Looking at theatre and the arts across North East England, the North East Theatre Guide continues to celebrate culture in our region.
If a link is labelled #Ad: Tickets are now available from one of our affiliate ticket suppliers. The ticket company will also be the official supplier of tickets for the event. This means we receive a small share of the sale. Clicking on these links helps us to cover the costs of producing the NE Theatre Guide free of charge to both our readers and theatres.
New show tells true story of one man’s two and a half year journey to recovery after Guillain Barré Syndrome paralysed him
Getting Better Slowly
Thursday 3rd November 2016
At the age of 26, in the space of three weeks, Adam Pownall went from being a fit and healthy dancer and performer to a paralysed man unable to blink unaided.

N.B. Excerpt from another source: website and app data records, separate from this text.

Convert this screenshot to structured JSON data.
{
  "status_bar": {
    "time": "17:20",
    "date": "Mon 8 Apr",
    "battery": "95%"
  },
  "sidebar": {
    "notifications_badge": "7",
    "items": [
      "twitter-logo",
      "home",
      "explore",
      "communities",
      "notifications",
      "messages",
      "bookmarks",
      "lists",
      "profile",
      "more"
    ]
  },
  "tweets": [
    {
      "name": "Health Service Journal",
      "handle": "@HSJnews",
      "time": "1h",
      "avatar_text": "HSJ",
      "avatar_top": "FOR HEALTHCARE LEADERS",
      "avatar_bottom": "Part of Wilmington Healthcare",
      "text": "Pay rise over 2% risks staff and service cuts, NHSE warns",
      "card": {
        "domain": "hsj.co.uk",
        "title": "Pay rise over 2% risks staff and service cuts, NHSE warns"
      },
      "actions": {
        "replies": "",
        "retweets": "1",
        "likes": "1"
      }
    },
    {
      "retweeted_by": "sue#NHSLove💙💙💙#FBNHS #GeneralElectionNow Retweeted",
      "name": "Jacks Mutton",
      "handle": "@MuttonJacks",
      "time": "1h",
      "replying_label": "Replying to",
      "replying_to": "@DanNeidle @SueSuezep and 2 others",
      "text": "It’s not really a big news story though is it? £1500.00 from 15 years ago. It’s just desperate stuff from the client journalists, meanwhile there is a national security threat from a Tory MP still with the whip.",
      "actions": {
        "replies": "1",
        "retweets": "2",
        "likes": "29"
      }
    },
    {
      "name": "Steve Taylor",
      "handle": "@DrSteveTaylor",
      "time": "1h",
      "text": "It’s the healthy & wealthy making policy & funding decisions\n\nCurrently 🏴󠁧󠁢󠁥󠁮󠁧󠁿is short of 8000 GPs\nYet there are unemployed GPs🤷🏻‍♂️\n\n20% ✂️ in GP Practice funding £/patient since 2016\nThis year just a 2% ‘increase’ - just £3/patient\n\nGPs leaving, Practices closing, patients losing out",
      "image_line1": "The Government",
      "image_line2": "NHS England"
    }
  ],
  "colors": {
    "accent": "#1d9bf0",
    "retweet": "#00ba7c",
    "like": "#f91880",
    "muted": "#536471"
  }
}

Getting Better Slowly is the story of his two and half year battle back to health, from learning to walk and talk again to the movement classes that kept him going to the first time he managed to play football again. Through speech, movement, sound and verbatim text taken from interviews with Adam and his family, the show follows him from diagnosis to rehabilitation, capturing his highs and lows to create an inspirational piece that asks the audience how they might deal with an unexpected illness or accident.
Following his rehabilitation, Adam returned to work in the arts. In 2014 he won the Olwen Wymark Award for supporting New Writing within Theatre for the Writer’s Guild for his work in opening and running Create Theatre in Mansfield, and he recently become Artistic Director of Lincoln Drill Hall after being Programme Co-ordinator at Derby Theatre. Getting Better Slowly is his first performance role since his illness was diagnosed in 2009. He said, “Prior to March 2009 I was always the type to describe myself as a positive person. However, it isn’t until you are dealt a life-changing situation you are truly tested and you have to summon the strength to find real positivity.

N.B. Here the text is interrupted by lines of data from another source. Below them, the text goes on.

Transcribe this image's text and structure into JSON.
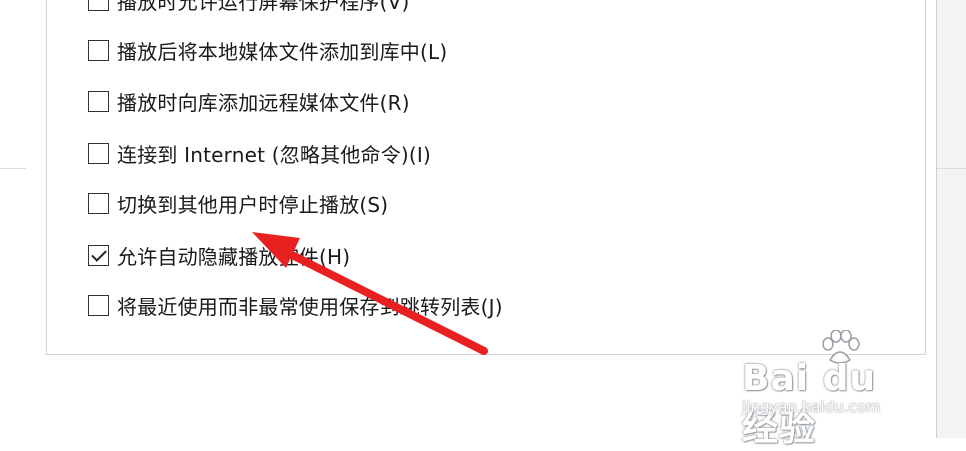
{
  "options": [
    {
      "label": "播放时允许运行屏幕保护程序(V)",
      "checked": false
    },
    {
      "label": "播放后将本地媒体文件添加到库中(L)",
      "checked": false
    },
    {
      "label": "播放时向库添加远程媒体文件(R)",
      "checked": false
    },
    {
      "label": "连接到 Internet (忽略其他命令)(I)",
      "checked": false
    },
    {
      "label": "切换到其他用户时停止播放(S)",
      "checked": false
    },
    {
      "label": "允许自动隐藏播放控件(H)",
      "checked": true
    },
    {
      "label": "将最近使用而非最常使用保存到跳转列表(J)",
      "checked": false
    }
  ],
  "annotation": {
    "arrow_color": "#e8201f"
  },
  "watermark": {
    "logo": "Bai du 经验",
    "url": "jingyan.baidu.com"
  }
}
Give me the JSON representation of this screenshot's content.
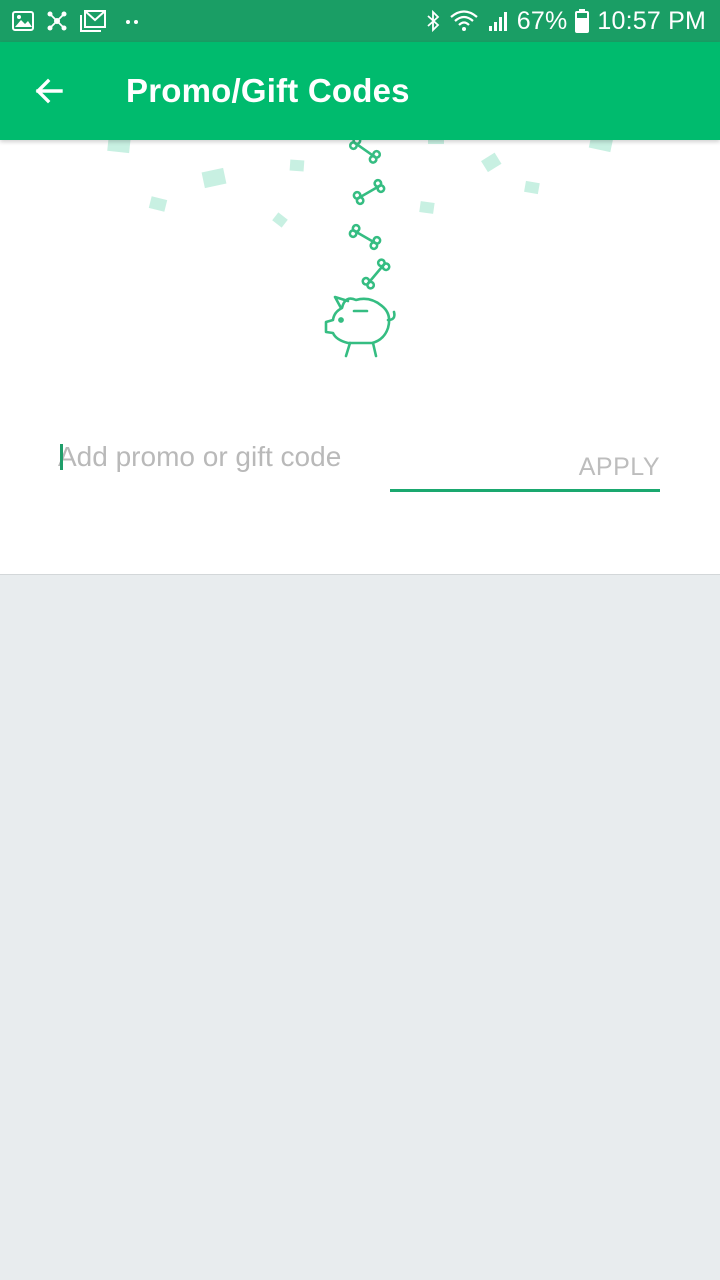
{
  "status_bar": {
    "battery": "67%",
    "time": "10:57 PM",
    "background": "#1a9e65"
  },
  "app_bar": {
    "title": "Promo/Gift Codes",
    "background": "#00bb6e"
  },
  "promo": {
    "placeholder": "Add promo or gift code",
    "value": "",
    "apply_label": "APPLY",
    "accent": "#1aa86f"
  },
  "content_background": "#e8ecee",
  "icons": [
    "gallery-icon",
    "network-icon",
    "gmail-icon",
    "more-notifications-icon",
    "bluetooth-icon",
    "wifi-icon",
    "signal-icon",
    "battery-icon",
    "back-arrow-icon",
    "piggy-bank-icon",
    "bone-icon",
    "confetti-icon"
  ]
}
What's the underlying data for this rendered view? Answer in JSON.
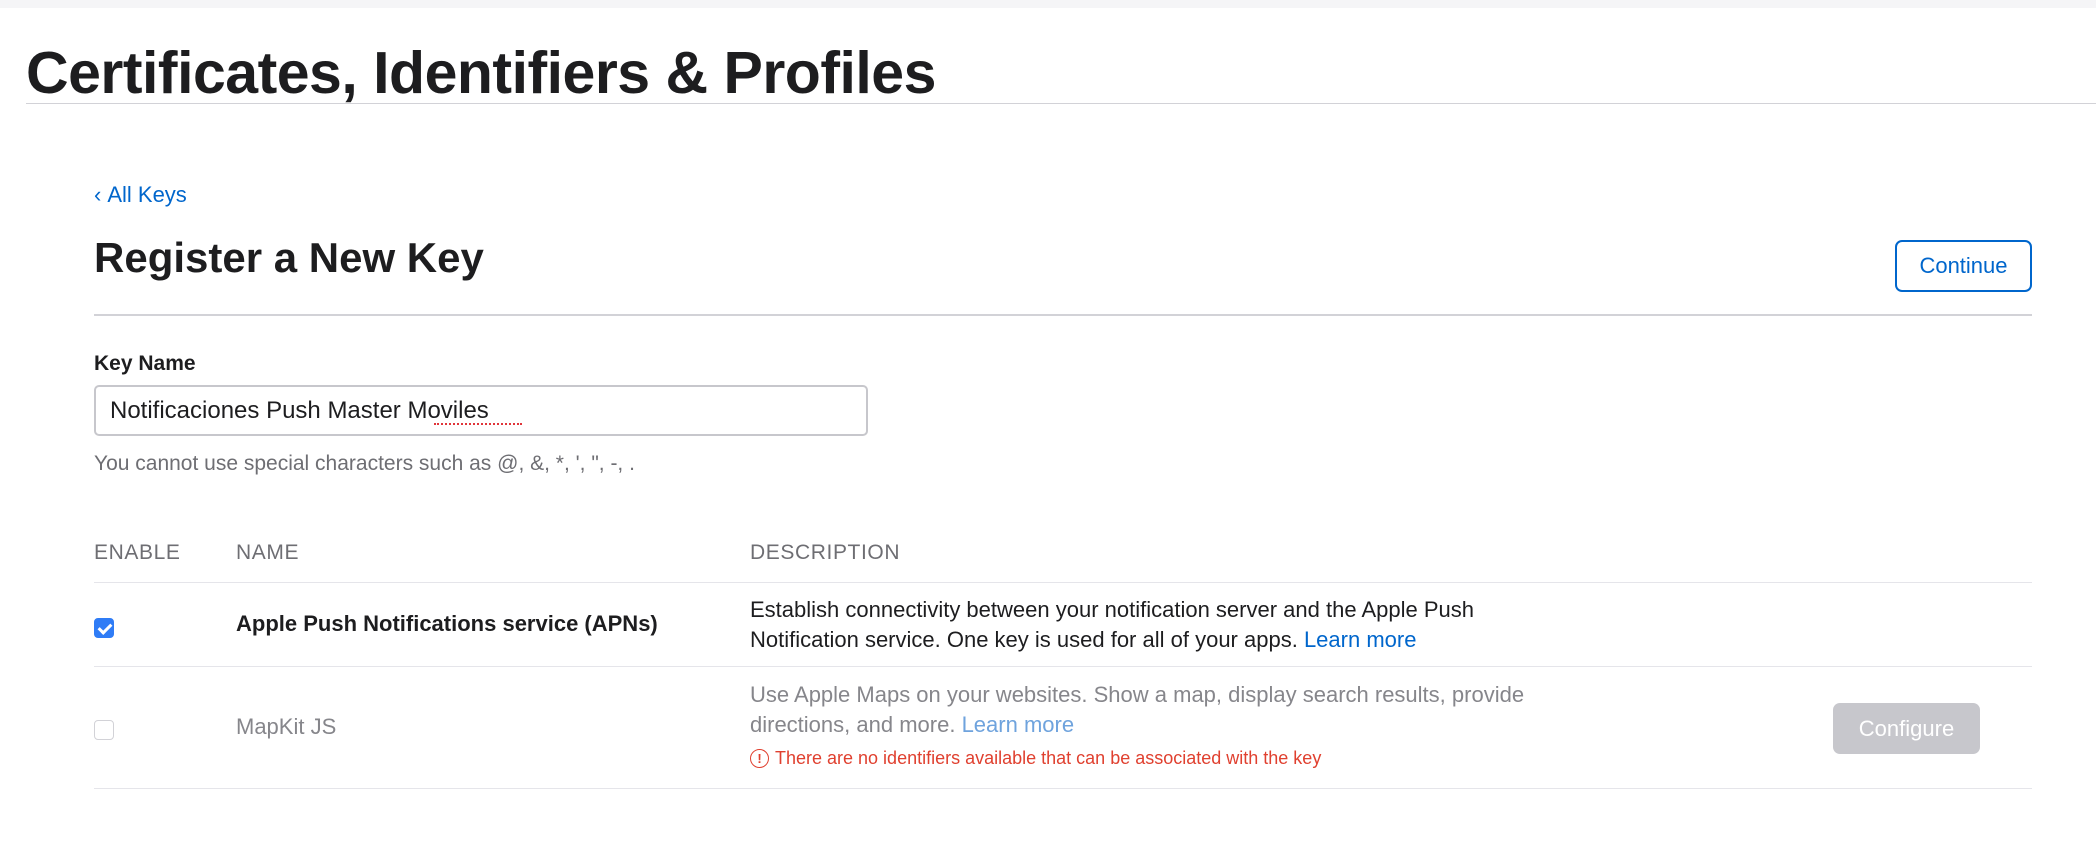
{
  "header": {
    "title": "Certificates, Identifiers & Profiles"
  },
  "nav": {
    "back_chevron": "‹",
    "back_label": "All Keys"
  },
  "form": {
    "section_title": "Register a New Key",
    "continue_label": "Continue",
    "key_name_label": "Key Name",
    "key_name_value": "Notificaciones Push Master Moviles",
    "key_name_helper": "You cannot use special characters such as @, &, *, ', \", -, ."
  },
  "table": {
    "columns": [
      "ENABLE",
      "NAME",
      "DESCRIPTION"
    ],
    "rows": [
      {
        "enabled": true,
        "name": "Apple Push Notifications service (APNs)",
        "description": "Establish connectivity between your notification server and the Apple Push Notification service. One key is used for all of your apps.",
        "learn_more": "Learn more"
      },
      {
        "enabled": false,
        "name": "MapKit JS",
        "description": "Use Apple Maps on your websites. Show a map, display search results, provide directions, and more.",
        "learn_more": "Learn more",
        "warning_icon": "!",
        "warning": "There are no identifiers available that can be associated with the key",
        "configure_label": "Configure"
      }
    ]
  },
  "colors": {
    "accent": "#0066cc",
    "checkbox": "#2f7cf6",
    "error": "#e0402f",
    "disabled_button": "#c7c7cc"
  }
}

“I woke up one morning with what felt like a hangover, and my feet were cold… but they never warmed up. I was in hospital for a total of six months, three in a rehabilitation ward going through countless physiotherapy sessions, all of which causing excruciating pain due to my nervous system being messed up. With support of the hospital physio team I used dance to aid my recovery, leaving the hospital every Tuesday to attend a dance class with friends, at first in a wheelchair then using walking aides when my movement got better. There were obviously days where I wanted to give in, I struggled with bouts of depression due to being lonely, feeling like a failure when I couldn’t take more than five steps unaided. I was tired, chronically tired.” But with positivity and determination Adam has made a show which tells his story to raise awareness.
“I regularly support GAIN Charity, I go and visit any current sufferers to offer them my story as a way of hope and positivity to help them in their ordeal, and Getting Better Slowly is part of this venture to create awareness and inspire hope.”
GAIN (Guillain-Barré & Associated Inflammatory Neuropathies) Charity is the official charity for GBS. For more information please visit www.gaincharity.org.uk